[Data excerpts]
☆ ☆ ☆ ☆ ☆

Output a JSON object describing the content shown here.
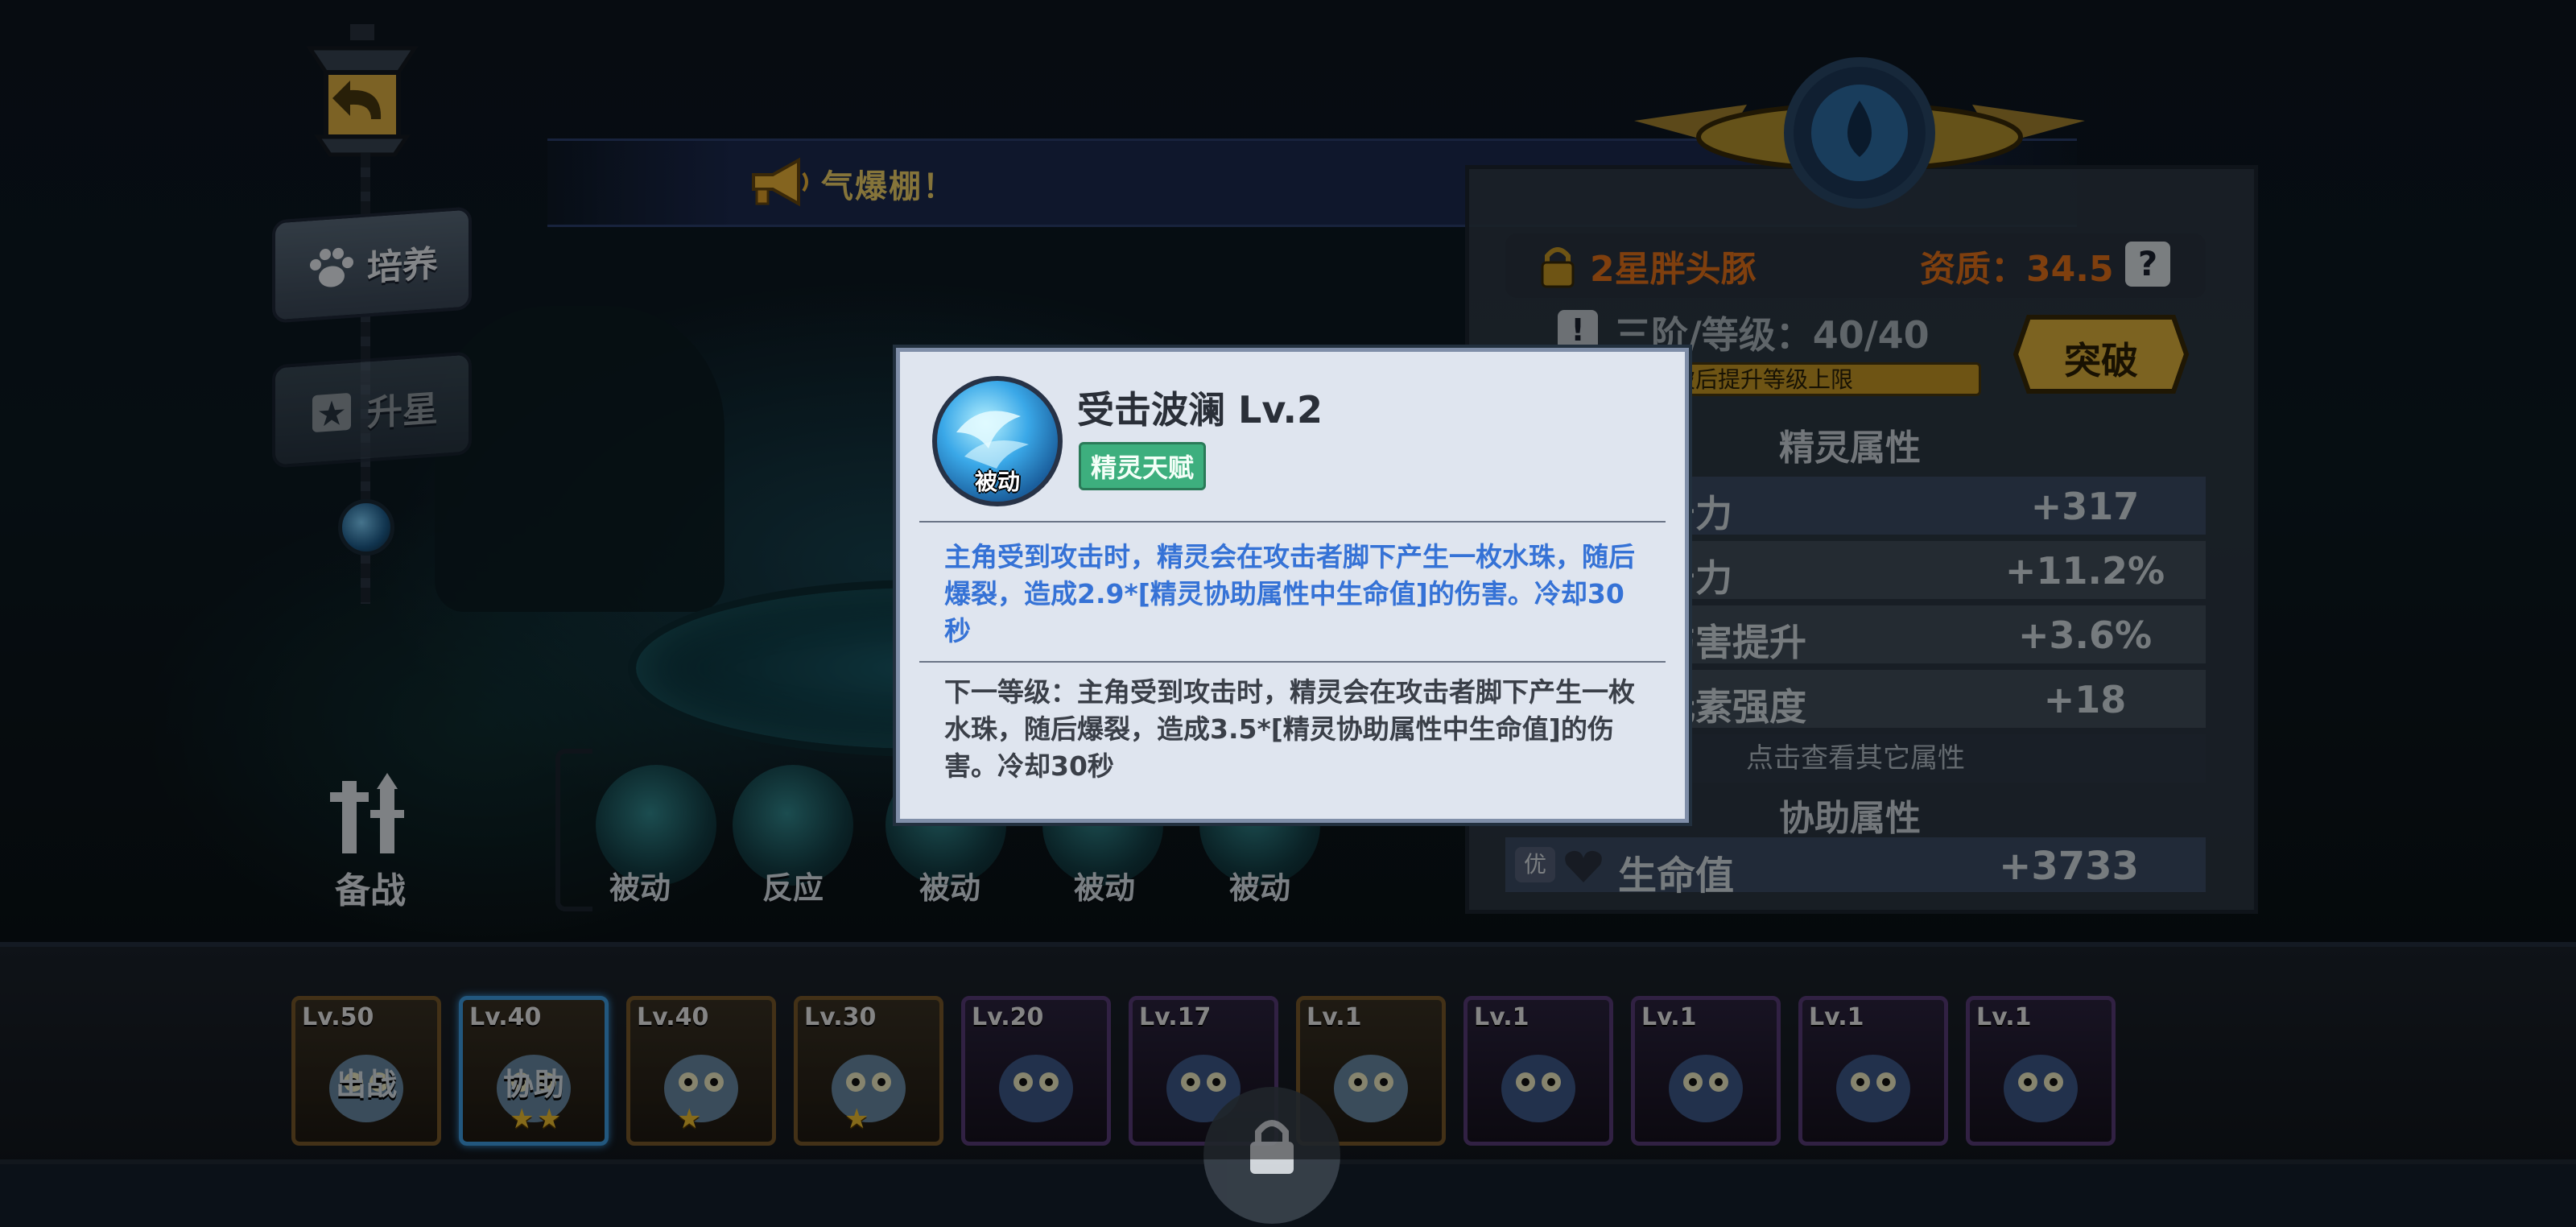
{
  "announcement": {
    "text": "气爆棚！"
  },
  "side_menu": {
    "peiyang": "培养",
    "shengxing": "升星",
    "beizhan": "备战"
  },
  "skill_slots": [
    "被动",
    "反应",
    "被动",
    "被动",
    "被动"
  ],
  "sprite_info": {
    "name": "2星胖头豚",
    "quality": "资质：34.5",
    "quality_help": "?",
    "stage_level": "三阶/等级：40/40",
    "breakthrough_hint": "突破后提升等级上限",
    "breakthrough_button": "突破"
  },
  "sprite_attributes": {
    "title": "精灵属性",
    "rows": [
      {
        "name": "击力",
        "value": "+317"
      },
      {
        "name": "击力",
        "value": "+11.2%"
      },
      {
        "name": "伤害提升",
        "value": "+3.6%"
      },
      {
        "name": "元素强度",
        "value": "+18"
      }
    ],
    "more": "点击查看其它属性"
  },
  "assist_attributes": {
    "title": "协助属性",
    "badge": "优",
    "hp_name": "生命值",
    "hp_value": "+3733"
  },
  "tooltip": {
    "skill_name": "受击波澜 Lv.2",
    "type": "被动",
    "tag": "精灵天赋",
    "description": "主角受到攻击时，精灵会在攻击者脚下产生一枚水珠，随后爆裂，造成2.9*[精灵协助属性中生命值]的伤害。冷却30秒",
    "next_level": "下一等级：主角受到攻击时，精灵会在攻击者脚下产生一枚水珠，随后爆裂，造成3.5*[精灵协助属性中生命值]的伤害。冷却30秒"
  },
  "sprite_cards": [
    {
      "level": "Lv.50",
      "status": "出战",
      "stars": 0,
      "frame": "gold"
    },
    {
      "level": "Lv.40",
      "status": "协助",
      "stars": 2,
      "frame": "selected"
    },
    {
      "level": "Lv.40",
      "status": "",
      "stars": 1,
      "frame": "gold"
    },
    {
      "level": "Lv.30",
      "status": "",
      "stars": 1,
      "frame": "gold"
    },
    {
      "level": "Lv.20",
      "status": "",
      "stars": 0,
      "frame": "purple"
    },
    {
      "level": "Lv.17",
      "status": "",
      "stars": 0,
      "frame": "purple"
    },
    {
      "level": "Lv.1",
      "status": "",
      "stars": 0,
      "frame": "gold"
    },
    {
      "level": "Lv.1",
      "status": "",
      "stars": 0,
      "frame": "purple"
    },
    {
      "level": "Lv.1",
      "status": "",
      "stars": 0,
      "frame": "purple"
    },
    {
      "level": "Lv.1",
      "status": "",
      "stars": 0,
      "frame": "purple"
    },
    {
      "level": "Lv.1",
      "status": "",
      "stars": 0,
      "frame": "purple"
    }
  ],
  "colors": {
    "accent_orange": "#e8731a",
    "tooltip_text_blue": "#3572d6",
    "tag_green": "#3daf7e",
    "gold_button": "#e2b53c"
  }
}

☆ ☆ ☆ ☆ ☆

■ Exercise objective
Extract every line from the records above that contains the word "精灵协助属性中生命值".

■ Answer space
    "description": "主角受到攻击时，精灵会在攻击者脚下产生一枚水珠，随后爆裂，造成2.9*[精灵协助属性中生命值]的伤害。冷却30秒",
    "next_level": "下一等级：主角受到攻击时，精灵会在攻击者脚下产生一枚水珠，随后爆裂，造成3.5*[精灵协助属性中生命值]的伤害。冷却30秒"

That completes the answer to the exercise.